morphism
Homework Helper
No, that set is not a complementary subspace of W - it need not even be a subspace!

The idea is that if you take W and collapse it, you will get a new vector space consisting of these equivalence classes you defined in post #1 (we define addition and scalar multiplication in the obvious way: +[v]=[u+v] and k[v]=[kv]; it's easy to check that these definitions are good (i.e. addition and scaling are 'well-defined'), and turn the set of equivalence classes into a vector space).
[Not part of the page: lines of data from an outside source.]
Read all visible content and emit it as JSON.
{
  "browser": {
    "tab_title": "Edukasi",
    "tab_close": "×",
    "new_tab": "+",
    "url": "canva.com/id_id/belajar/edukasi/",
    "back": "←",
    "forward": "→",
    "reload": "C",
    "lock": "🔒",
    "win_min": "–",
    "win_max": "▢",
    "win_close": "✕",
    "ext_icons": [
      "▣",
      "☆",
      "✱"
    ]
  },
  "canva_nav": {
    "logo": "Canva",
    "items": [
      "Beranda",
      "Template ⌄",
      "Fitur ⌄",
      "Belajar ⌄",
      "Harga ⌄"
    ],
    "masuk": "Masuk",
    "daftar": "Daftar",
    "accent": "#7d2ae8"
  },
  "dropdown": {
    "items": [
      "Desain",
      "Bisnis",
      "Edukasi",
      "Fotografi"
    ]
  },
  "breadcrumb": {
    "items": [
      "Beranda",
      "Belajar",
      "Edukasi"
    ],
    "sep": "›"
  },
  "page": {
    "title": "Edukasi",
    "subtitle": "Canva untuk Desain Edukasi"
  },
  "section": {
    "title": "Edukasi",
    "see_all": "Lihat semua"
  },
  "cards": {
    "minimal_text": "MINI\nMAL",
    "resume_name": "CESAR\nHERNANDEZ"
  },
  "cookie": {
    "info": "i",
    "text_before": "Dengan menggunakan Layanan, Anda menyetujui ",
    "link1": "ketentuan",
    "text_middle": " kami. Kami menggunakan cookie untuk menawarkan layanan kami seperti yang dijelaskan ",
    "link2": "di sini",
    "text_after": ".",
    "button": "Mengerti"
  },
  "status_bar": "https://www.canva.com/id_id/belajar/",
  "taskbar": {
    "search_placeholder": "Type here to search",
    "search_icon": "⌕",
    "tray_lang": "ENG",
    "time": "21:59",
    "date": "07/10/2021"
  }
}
It's like when you take the integers Z and consider the subset of multiples of some n, i.e. the set nZ. When you look at the equivalence classes in this setting, you're basically looking at the integers modulo n. This set, which we denote by Z/nZ, naturally carries structure similar to Z (it's a ring). Analogously, we're taking W in V and forming the vector space V/W. Now this vector space has a basis*, say {[v_i]}. Note that [v_i] is then necessarily nonzero, i.e. v_i does not belong to W, for each i. I claim that the set {v_i} is linearly independent in V. Can you prove this claim? Having done this, consider the space U spanned by {v_i}. It's clear that W and U intersect only in {0} (why?), and that moreover W+U=V. To see why the latter equation holds, take any v in V, and consider its equivalence class [v]. We can find scalars $\lambda_1, \ldots, \lambda_n$ and vectors $v_{i_1}, \ldots, v_{i_n}$ such that

$$[v]=\lambda_1 [v_{i_1}] + \cdots + \lambda_n [v_{i_n}] = [\lambda_1 v_{i_1} + \cdots + \lambda_n v_{i_n}]$$.

In other words, $v - (\lambda_1 v_{i_1} + \cdots + \lambda_n v_{i_n}) \in W$, so that there is a w in W such that $v = w + (\lambda_1 v_{i_1} + \cdots + \lambda_n v_{i_n})$. But by definition, $\lambda_1 v_{i_1} + \cdots + \lambda_n v_{i_n} \in U$. This proves that v is in U+V.

*: Well, to actually prove that every vector space has a basis we need Zorn's lemma (to ensure that even infinite-dimensional vector spaces have bases). Since you're trying to avoid Zorn's lemma, we can stick to those instances when V/W is finite dimensional, i.e. when W is a 'sufficiently large' subspace of V.

Oh yeah, that does not even form a (sub)space!
Thanks. Your explanation did clear up my confusion!
And I think the linear independence of { v_i } in U can be proven by the linear independence of { [v_i] } in V/W. Also, using the same linear independence, we can say that intersection of W and U is {0} alone.